I was reminded of this meditation while listening to a scripture passage from Genesis 3 this past week at mass. Verse 8 says that man and woman, “heard the sound of God moving about in the garden at the breezy time of the day.” Imagine that, God strolling through the garden, simply enjoying creation. Perhaps God was looking for man and woman, but they, “hid themselves from the Lord God among the trees of the garden.” Why? Because they did exactly what God forbade them to do and they were ashamed. Then, God expelled them from the garden.
As I read over this scripture verse, trying to understand why God would banish these beloved children from this place of wonder and awe, I realized that the whole time God questioned the man and woman, neither of them showed contrition for their actions. Instead they played the blame game. “The woman…she gave me the fruit from the tree…so I ate it.” “The serpent tricked me into it, and so I ate it.” What if man would have said, “Lord, I am sorry that I ignored your command and gave into the temptation.” Or if the woman acknowledged, “I should have realized that I was being tricked, that I should have listened to you.” What if each of them would have said, “Oh God, will you forgive us and help us to start over?”
Biblical scholarship teaches us that these stories were written to help people understand their world and their relationship with God. Human behaviors and tendencies were projected onto God. Human parents would punish their children for disobedience; the author of Genesis understood this response. As I look at my own relationship with God, it is the times that I justify my wrongdoing, when I blame others for “leading me into temptation” that I feel most distant from God and the joy of God’s love. It is during these times that I feel cut off from God’s love, not because God withholds love from me but that I have turned away from God’s light and merciful love.
In the parable of the Prodigal Son (Luke 15:11-32) Jesus illuminates another face of God a merciful, God who wants more than anything, the return of the prodigal. Just as in the parable, when I acknowledge that I have sinned, and turn back to God, I find a Forgiving Father running toward me (v.20), a loving God who has been waiting for my return. God desires our reunification more than we do and forgives us even before we ask for it. This knowledge is almost too much for me to bear and fills me with unspeakable joy. I am humbled before such generosity.
Lord God, Thank you for the gifts that you give to us, especially for the gift of your mercy. Help us to realize when we have turned away from your light.
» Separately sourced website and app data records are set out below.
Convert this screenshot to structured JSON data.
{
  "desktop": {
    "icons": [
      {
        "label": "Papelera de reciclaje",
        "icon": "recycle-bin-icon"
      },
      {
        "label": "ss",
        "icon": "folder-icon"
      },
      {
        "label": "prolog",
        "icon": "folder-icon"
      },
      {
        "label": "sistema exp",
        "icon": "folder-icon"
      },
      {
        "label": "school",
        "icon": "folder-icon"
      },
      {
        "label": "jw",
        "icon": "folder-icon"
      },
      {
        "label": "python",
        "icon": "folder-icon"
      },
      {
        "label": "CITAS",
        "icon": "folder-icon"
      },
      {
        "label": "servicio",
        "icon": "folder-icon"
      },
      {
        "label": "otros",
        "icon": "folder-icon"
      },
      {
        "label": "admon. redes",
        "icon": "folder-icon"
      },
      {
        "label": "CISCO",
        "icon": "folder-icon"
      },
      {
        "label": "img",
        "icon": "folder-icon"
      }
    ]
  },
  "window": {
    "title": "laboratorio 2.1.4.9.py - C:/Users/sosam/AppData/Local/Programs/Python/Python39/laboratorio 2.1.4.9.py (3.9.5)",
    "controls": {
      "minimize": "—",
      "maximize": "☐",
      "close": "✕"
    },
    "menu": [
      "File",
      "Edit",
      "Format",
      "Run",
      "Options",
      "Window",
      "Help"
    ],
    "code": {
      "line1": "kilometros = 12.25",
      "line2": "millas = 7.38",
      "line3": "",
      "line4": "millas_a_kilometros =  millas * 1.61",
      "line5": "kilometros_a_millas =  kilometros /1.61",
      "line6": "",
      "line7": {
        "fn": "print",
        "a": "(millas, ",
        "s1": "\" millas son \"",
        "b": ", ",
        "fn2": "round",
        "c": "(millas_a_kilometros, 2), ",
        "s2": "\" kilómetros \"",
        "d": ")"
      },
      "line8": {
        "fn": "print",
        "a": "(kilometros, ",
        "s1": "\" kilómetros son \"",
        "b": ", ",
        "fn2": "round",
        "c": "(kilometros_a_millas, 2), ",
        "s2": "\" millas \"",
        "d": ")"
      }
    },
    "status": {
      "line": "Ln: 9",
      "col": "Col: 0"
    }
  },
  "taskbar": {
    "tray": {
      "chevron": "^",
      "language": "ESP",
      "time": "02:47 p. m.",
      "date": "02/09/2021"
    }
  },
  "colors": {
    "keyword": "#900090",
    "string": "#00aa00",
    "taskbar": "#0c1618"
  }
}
Remind us that you want nothing more than to welcome us back and restore us to right relationship with you and those whom we may have hurt. Thank you for the peace and joy that comes from reconciliation. Amen